Is Physiotherapy Good for Knee Pain?
The short answer is yes! Whether you are suffering from an acute sporting injury, or whether you have more long term pain due to osteoarthritis, physiotherapy is extremely beneficial for knee pain. Physiotherapists are experts in movement and function, and are well equipped to help in your recovery. Here at West Pennant Hills Physiotherapy and Sports Injuries Centre, we see many patients with knee pain, and we have fantastic results in getting them back to the activities they love, such as high level sport, going for longer walks or runs, and increasing general mobility!
Common causes of knee pain
Knee pain is common during growth spurts in children, or with trauma from sport or falls, or it may come on as we age with wear and tear. Knee pain can stem from the muscles, ligaments, tendons, cartilage or meniscus. It can sometimes also be referred from the hip joint or lower back.
Acute knee injuries often occur with sports that involve:
Rapid acceleration or deceleration
Sudden changes of direction
More gradual onset of knee pain can occur during growth spurts. This is common in children who do activities that involve:
High volumes of running
Repetitive jumping and landing
Knee osteoarthritis is age-related degeneration, or wear and tear in the knee. It occurs when the natural cushioning between the bones, the cartilage, wears away. Symptoms gradually worsen over time.
So how can Physiotherapy help with my knee pain?
Firstly, your physiotherapist will conduct a thorough assessment to determine the causes and contributing factors of your knee pain. Your strength, flexibility and balance will be assessed.
We then utilise hands on techniques such as soft tissue massage and joint mobilisations to help relieve any muscle tightness or joint stiffness.
We also use ultrasound, heat packs and TENS for pain relief. These all help to stimulate blood flow to the area to speed up healing, as well as relax the muscles.
Taping may also be necessary for short term relief of your knee pain as you begin your return to sport or activity.

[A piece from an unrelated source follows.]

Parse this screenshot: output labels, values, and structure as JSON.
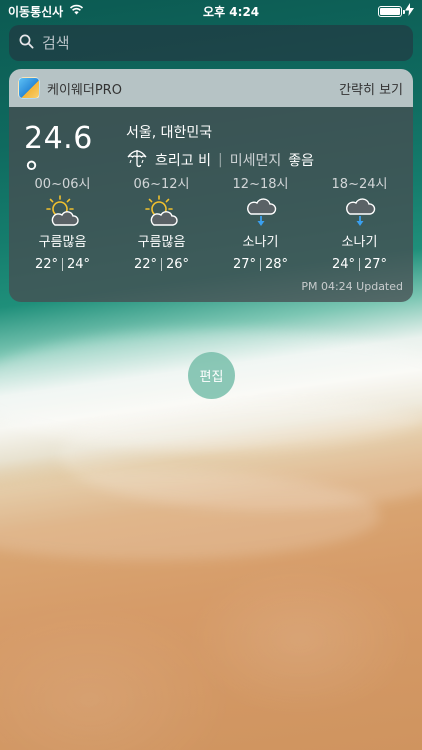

We may recommend the use of a knee brace during sport to help offload the structures and provide some extra support.
If the cause of your knee pain is more of a structural issue and due to biomechanics, we may also recommend that you wear orthotics to help with your lower limb alignment and correct your foot posture.
Can exercise help with knee pain?
Exercise has been proven to be one of the most effective ways to help with pain in the knee. The exercises that you do should be individually tailored for you.
Here at WPH Physio, we prescribe exercises specifically designed for you. We will assess your strength and flexibility and provide you with exercises to address our findings, which could include weakness, tightness, or muscle imbalances. We tailor your program based on your goals and activities you would like to return to.
If you are aiming to return to sport, we will give you sport specific exercises to ensure your knee is well equipped to cope with all the challenges and demands of your sport. If you are an avid gym-goer we will advise you on what machines are safe to use at the gym. We can also liaise with your personal trainer or coach to discuss what exercises you can and can’t do throughout your rehabilitation. If you like to run, we will make any necessary modifications to your running program as your knee heals. We will advise you on the frequency, duration and intensity of your runs. We can also assess your running technique to see if there are any factors that may be contributing to your pain.
If you have recently had surgery on your knee, we will guide you through your post-operative rehabilitation and help improve your range of motion, strength, balance and endurance.
Your exercise program will be updated regularly as your pain improves and you get stronger.
If you are experiencing knee pain and would like some more information or physiotherapy treatment, give us a call on 9875 3760, or email us firstname.lastname@example.org. We would be more than happy to help!